I felt you riding inside me
before anyone else knew:
strapped to my uterus, taking the bumps,
leaning into the curves--a hard, fast driver.

When you arrived,
you screamed for three months,
true to your name;
but then, your bones were still hollow,
still longing for flight.

What could I do but buckle you in?
For the next six years you rode in the rear,
gazing behind us
at the creatures that chased us,
that leapt up, up, up
from your imagination,
then sank back down,
only to leap up again,
in your photographs
years later.

If I had ventured back there,
I don’t know what I would have found.
That was your country, not mine.
Yet I suspect coded imprints and graffiti,
clues to what you you’d later pursue.

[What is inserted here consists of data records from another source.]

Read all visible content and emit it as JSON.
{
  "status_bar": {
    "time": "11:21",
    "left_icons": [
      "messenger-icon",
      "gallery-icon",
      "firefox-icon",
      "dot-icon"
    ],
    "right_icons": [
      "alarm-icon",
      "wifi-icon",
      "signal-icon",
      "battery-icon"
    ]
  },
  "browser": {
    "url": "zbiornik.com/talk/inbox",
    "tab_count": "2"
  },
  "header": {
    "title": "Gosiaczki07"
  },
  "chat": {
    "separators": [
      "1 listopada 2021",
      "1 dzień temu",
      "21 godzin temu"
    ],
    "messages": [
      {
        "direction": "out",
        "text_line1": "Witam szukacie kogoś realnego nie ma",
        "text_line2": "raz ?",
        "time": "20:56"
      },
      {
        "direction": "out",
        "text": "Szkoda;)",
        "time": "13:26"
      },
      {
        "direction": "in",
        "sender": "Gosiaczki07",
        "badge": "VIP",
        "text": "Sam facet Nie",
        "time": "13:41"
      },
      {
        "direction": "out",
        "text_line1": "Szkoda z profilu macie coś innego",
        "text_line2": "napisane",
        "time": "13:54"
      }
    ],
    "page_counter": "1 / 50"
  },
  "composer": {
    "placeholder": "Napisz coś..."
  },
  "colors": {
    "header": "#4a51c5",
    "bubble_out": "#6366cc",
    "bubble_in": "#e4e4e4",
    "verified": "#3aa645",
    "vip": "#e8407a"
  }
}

Eventually, you moved up front,
where the changing landscape
splashed like makeup
across your face.
I propped my pedal-foot
on your favorite novel, White Noise.
Sacred Resting Ground.
(While the book that sat beside you,
our Atlas, for some reason,
no longer held
any Midwest section inside.)

You began climbing out
your bedroom window;
I’d find tracks in the snow.
Then you were jailed
for political protest--
your film destroyed.

And you were gone,
photographing colossal shipyards and cities,
far from small, beady-eyed towns.

I‘ve dreamt of my lineage
springing from you
...the female artists
and authors.
In their interviews
I’m never discussed,
and by the time they make their debut
I’ll be gone. 

And yet, some distant day,
when the seagulls call,
if you wet a finger and press it  into the wind,
I hope you’ll at least sense me
just as once, I sensed you.

Kirkwood Community College, Iowa City, IA
Faculty Contact: David Hulm